Here is a factsheet on typhoid:
It can also be caused by Salmonellaparatyphi, a related bacterium that usually causes a less severe illness. The bacteria are deposited in water or food by a human carrier and are then spread to other people in the area. Humans are the only natural host and reservoir of the bacteria. Persons with typhoid fever carry the bacteria in their bloodstream and intestinal tract.
Typhoid fever is contracted by drinking or eating the bacteria in contaminated food or water. People with acute illness can contaminate the surrounding water supply through stool, which contains a high concentration of the bacteria. Contamination of the water supply can, in turn, taint the food supply.
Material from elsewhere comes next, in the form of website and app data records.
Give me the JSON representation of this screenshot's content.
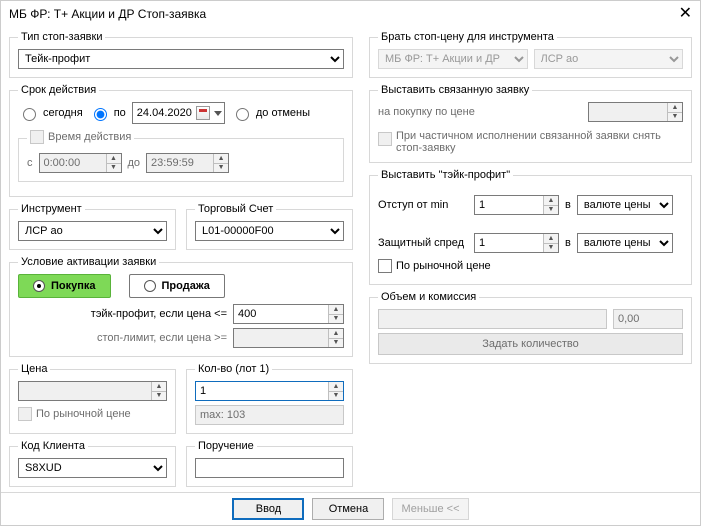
{
  "title": "МБ ФР: T+ Акции и ДР Стоп-заявка",
  "left": {
    "group_type": "Тип стоп-заявки",
    "type_value": "Тейк-профит",
    "group_validity": "Срок действия",
    "today": "сегодня",
    "until": "по",
    "date": "24.04.2020",
    "gtc": "до отмены",
    "group_time": "Время действия",
    "from_lbl": "c",
    "from_val": "0:00:00",
    "to_lbl": "до",
    "to_val": "23:59:59",
    "group_instr": "Инструмент",
    "instr_val": "ЛСР ао",
    "group_acct": "Торговый Счет",
    "acct_val": "L01-00000F00",
    "group_cond": "Условие активации заявки",
    "buy": "Покупка",
    "sell": "Продажа",
    "tp_cond": "тэйк-профит, если цена <=",
    "tp_val": "400",
    "sl_cond": "стоп-лимит, если цена >=",
    "group_price": "Цена",
    "market": "По рыночной цене",
    "group_qty": "Кол-во (лот 1)",
    "qty_val": "1",
    "max_qty": "max: 103",
    "group_client": "Код Клиента",
    "client_val": "S8XUD",
    "group_order": "Поручение"
  },
  "right": {
    "group_src": "Брать стоп-цену для инструмента",
    "src_board": "МБ ФР: T+ Акции и ДР",
    "src_instr": "ЛСР ао",
    "group_linked": "Выставить связанную заявку",
    "linked_lbl": "на покупку по цене",
    "linked_chk": "При частичном исполнении связанной заявки снять стоп-заявку",
    "group_tp": "Выставить \"тэйк-профит\"",
    "offset_lbl": "Отступ от min",
    "offset_val": "1",
    "in": "в",
    "unit": "валюте цены",
    "spread_lbl": "Защитный спред",
    "spread_val": "1",
    "market": "По рыночной цене",
    "group_vol": "Объем и комиссия",
    "commission": "0,00",
    "set_qty": "Задать количество",
    "ok": "Ввод",
    "cancel": "Отмена",
    "less": "Меньше <<"
  }
}
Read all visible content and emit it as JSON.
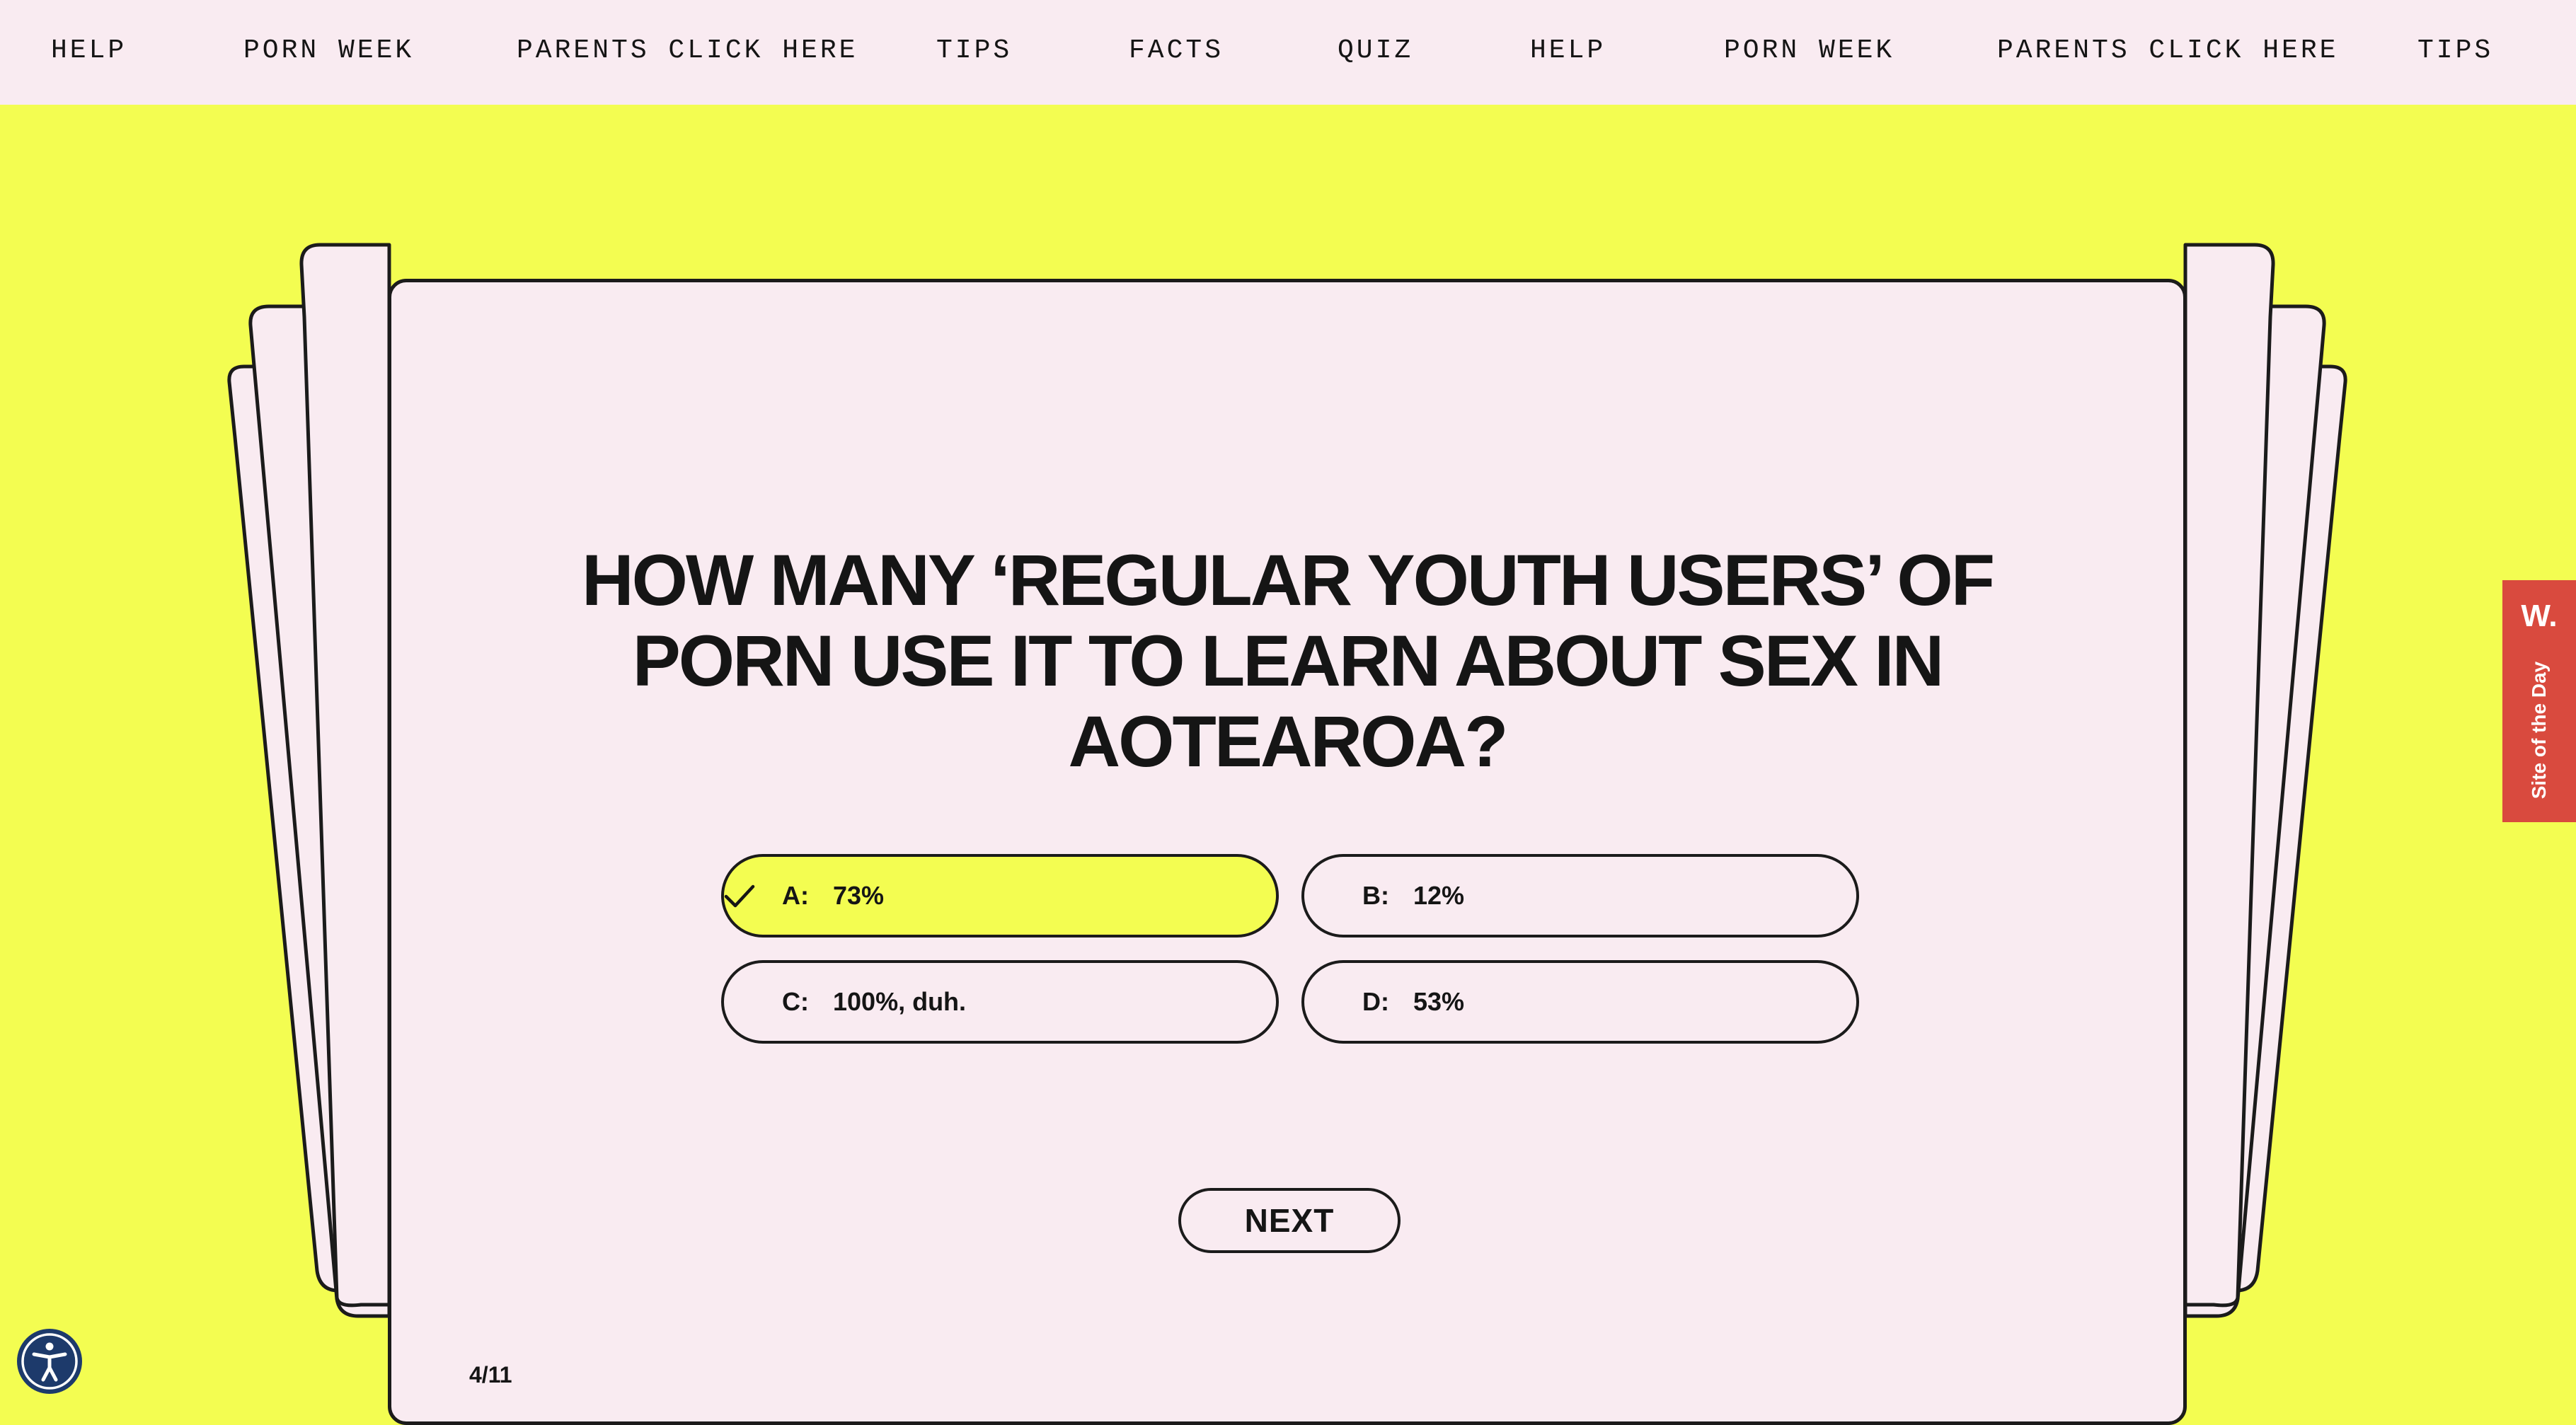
{
  "nav": {
    "items": [
      "HELP",
      "PORN WEEK",
      "PARENTS CLICK HERE",
      "TIPS",
      "FACTS",
      "QUIZ",
      "HELP",
      "PORN WEEK",
      "PARENTS CLICK HERE",
      "TIPS"
    ]
  },
  "quiz": {
    "question": "HOW MANY ‘REGULAR YOUTH USERS’ OF PORN USE IT TO LEARN ABOUT SEX IN AOTEAROA?",
    "options": [
      {
        "letter": "A:",
        "text": "73%",
        "selected": true
      },
      {
        "letter": "B:",
        "text": "12%",
        "selected": false
      },
      {
        "letter": "C:",
        "text": "100%, duh.",
        "selected": false
      },
      {
        "letter": "D:",
        "text": "53%",
        "selected": false
      }
    ],
    "next_label": "NEXT",
    "progress": "4/11"
  },
  "badge": {
    "logo": "W.",
    "label": "Site of the Day"
  },
  "icons": {
    "selected_check": "check-icon",
    "accessibility": "accessibility-icon"
  },
  "colors": {
    "background": "#f3fd51",
    "card": "#f9ebf1",
    "ink": "#151515",
    "badge": "#d94a3e",
    "accessibility": "#1d3a6b"
  }
}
The bacteria can survive for weeks in water or dried sewage. https://www.webmd.com/a-to-z-guides/typhoid-fever#1 Typhoid can cause intestinal perforation; intestinal bleeding; cholecystitis (perforation, empyema); osteomyelitis; and abscesses. It can be fatal if left untreated.
There have been sporadic typhoid outbreaks throughout Zimbabwe over the past several years.
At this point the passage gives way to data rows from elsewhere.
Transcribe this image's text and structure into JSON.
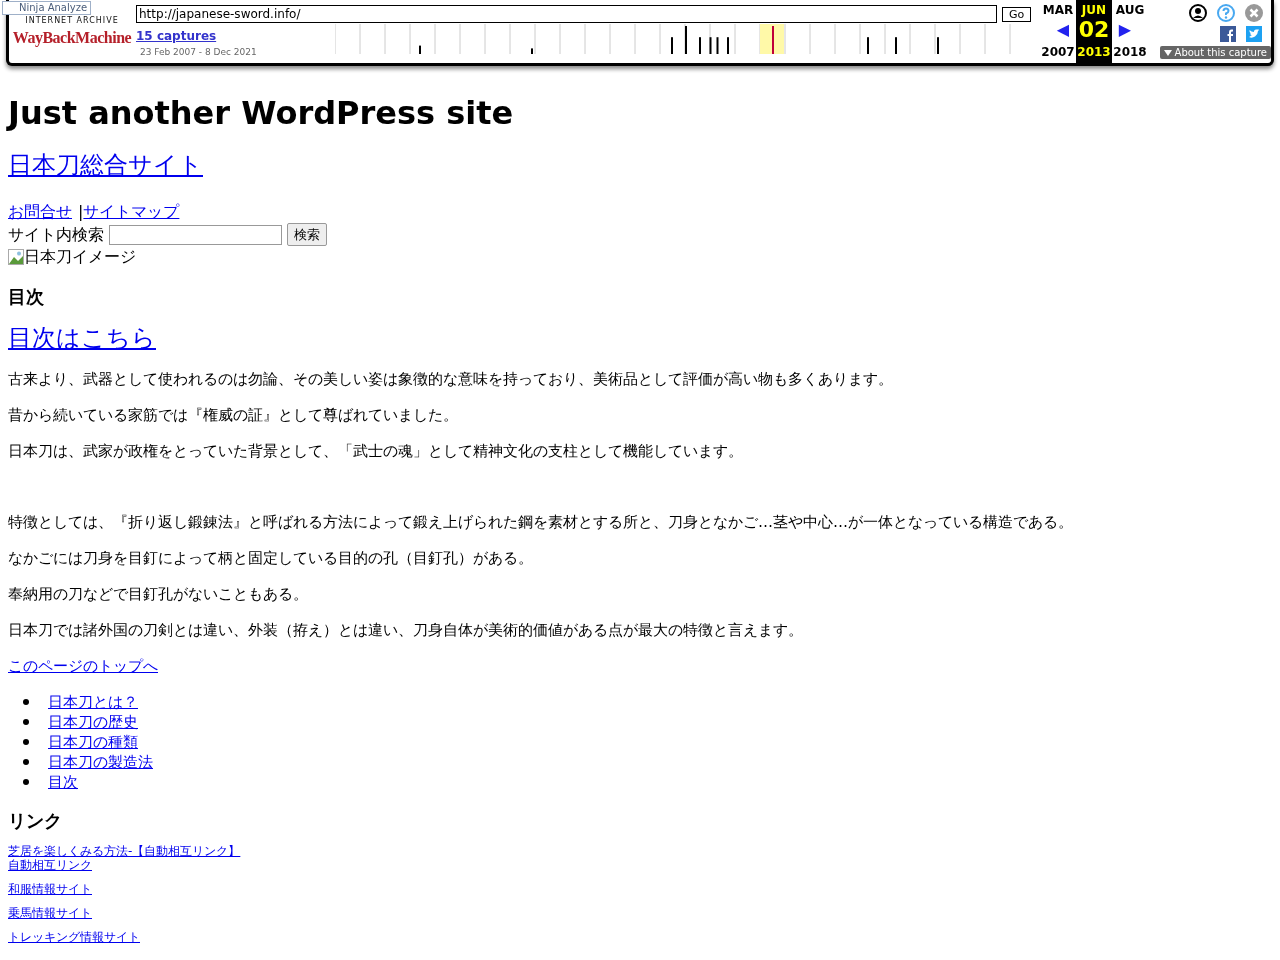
{
  "toolbar": {
    "badge": "Ninja Analyze",
    "logo_top": "INTERNET ARCHIVE",
    "logo": "WayBackMachine",
    "url": "http://japanese-sword.info/",
    "go": "Go",
    "captures": "15 captures",
    "range": "23 Feb 2007 - 8 Dec 2021",
    "months": [
      {
        "month": "MAR",
        "arrow": "◀",
        "year": "2007",
        "selected": false
      },
      {
        "month": "JUN",
        "day": "02",
        "year": "2013",
        "selected": true
      },
      {
        "month": "AUG",
        "arrow": "▶",
        "year": "2018",
        "selected": false
      }
    ],
    "about": "About this capture"
  },
  "site_title": "Just another WordPress site",
  "site_name": "日本刀総合サイト",
  "top_links": [
    "お問合せ",
    "サイトマップ"
  ],
  "separator": "|",
  "search": {
    "label": "サイト内検索",
    "button": "検索"
  },
  "image_alt": "日本刀イメージ",
  "toc_heading": "目次",
  "toc_link": "目次はこちら",
  "paragraphs": [
    "古来より、武器として使われるのは勿論、その美しい姿は象徴的な意味を持っており、美術品として評価が高い物も多くあります。",
    "昔から続いている家筋では『権威の証』として尊ばれていました。",
    "日本刀は、武家が政権をとっていた背景として、「武士の魂」として精神文化の支柱として機能しています。"
  ],
  "paragraphs_2": [
    "特徴としては、『折り返し鍛錬法』と呼ばれる方法によって鍛え上げられた鋼を素材とする所と、刀身となかご…茎や中心…が一体となっている構造である。",
    "なかごには刀身を目釘によって柄と固定している目的の孔（目釘孔）がある。",
    "奉納用の刀などで目釘孔がないこともある。",
    "日本刀では諸外国の刀剣とは違い、外装（拵え）とは違い、刀身自体が美術的価値がある点が最大の特徴と言えます。"
  ],
  "top_link": "このページのトップへ",
  "nav": [
    "日本刀とは？",
    "日本刀の歴史",
    "日本刀の種類",
    "日本刀の製造法",
    "目次"
  ],
  "links_heading": "リンク",
  "links": [
    [
      "芝居を楽しくみる方法-【自動相互リンク】",
      "自動相互リンク"
    ],
    [
      "和服情報サイト"
    ],
    [
      "乗馬情報サイト"
    ],
    [
      "トレッキング情報サイト"
    ]
  ]
}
Prevention of typhoid
- Typhoid can be avoided by avoiding risky foods and drinks and getting vaccinated against it.
- If you drink water, buy it bottled or bring it to a rolling boil for 1 minute before you drink it. Bottled carbonated water is safer than uncarbonated water.
- Ask for drinks without ice unless the ice is made from bottled or boiled water. Avoid popsicles and flavored ices that may have been made with contaminated water.
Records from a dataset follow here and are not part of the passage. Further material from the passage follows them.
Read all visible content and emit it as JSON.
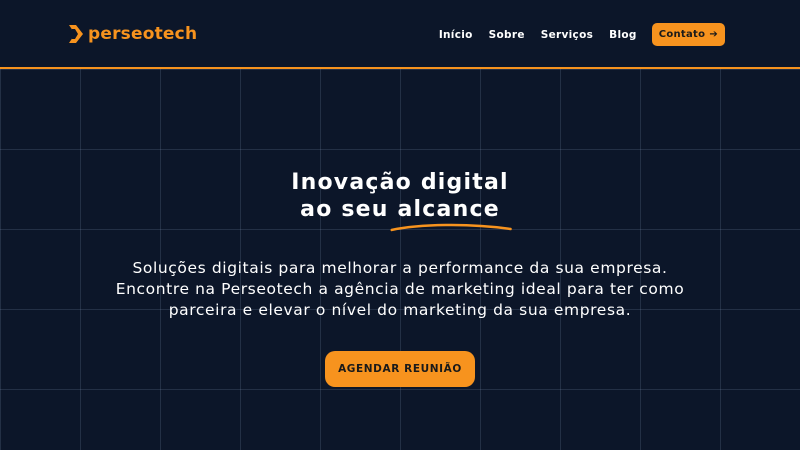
{
  "brand": {
    "name": "perseotech",
    "accent_color": "#f7931e",
    "background_color": "#0c1629",
    "logo_icon": "chevron-logo-icon"
  },
  "nav": {
    "items": [
      {
        "label": "Início"
      },
      {
        "label": "Sobre"
      },
      {
        "label": "Serviços"
      },
      {
        "label": "Blog"
      }
    ],
    "cta_label": "Contato",
    "cta_icon": "arrow-right-icon"
  },
  "hero": {
    "title_line1": "Inovação digital",
    "title_line2_prefix": "ao seu ",
    "title_highlight": "alcance",
    "subtitle_lines": [
      "Soluções digitais para melhorar a performance da sua empresa.",
      "Encontre na Perseotech a agência de marketing ideal para ter como",
      "parceira e elevar o nível do marketing da sua empresa."
    ],
    "cta_label": "AGENDAR REUNIÃO"
  }
}
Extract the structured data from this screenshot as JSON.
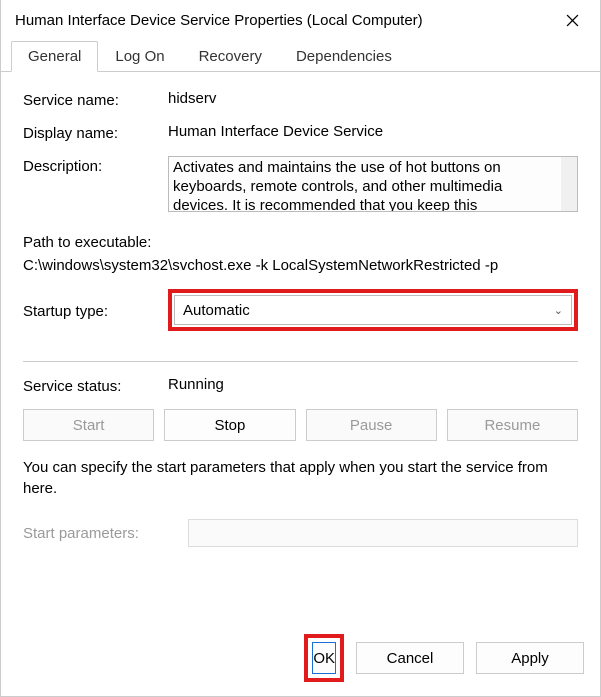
{
  "window": {
    "title": "Human Interface Device Service Properties (Local Computer)"
  },
  "tabs": {
    "general": "General",
    "logon": "Log On",
    "recovery": "Recovery",
    "dependencies": "Dependencies"
  },
  "labels": {
    "service_name": "Service name:",
    "display_name": "Display name:",
    "description": "Description:",
    "path_label": "Path to executable:",
    "startup_type": "Startup type:",
    "service_status": "Service status:",
    "start_params": "Start parameters:"
  },
  "values": {
    "service_name": "hidserv",
    "display_name": "Human Interface Device Service",
    "description": "Activates and maintains the use of hot buttons on keyboards, remote controls, and other multimedia devices. It is recommended that you keep this",
    "path": "C:\\windows\\system32\\svchost.exe -k LocalSystemNetworkRestricted -p",
    "startup_type": "Automatic",
    "service_status": "Running"
  },
  "buttons": {
    "start": "Start",
    "stop": "Stop",
    "pause": "Pause",
    "resume": "Resume",
    "ok": "OK",
    "cancel": "Cancel",
    "apply": "Apply"
  },
  "hint": "You can specify the start parameters that apply when you start the service from here."
}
- Eat foods that have been thoroughly cooked and that are still hot and steaming.
- Avoid raw vegetables and fruits that cannot be peeled. Vegetables like lettuce are easily contaminated and are very hard to wash well.
- When you eat raw fruit or vegetables that can be peeled, peel them yourself. (Wash your hands with soap first.) Do not eat the peelings.
- Avoid foods and beverages from street vendors. It is difficult for food to be kept clean on the street, and many travelers get sick from food bought from street vendors. www.cds.gov/typhoid-fever/prevention.html
Treatment of typhoid
The only effective treatment for typhoid is antibiotics. The most commonly used are ciprofloxacin (for non-pregnant adults) and ceftriaxone. Other than antibiotics, it is important to rehydrate by drinking adequate water. In more severe cases, where the bowel has become perforated, surgery may be required.
Factsheet compiled by Ish Mafundikwa, freelance journalist and media consultant.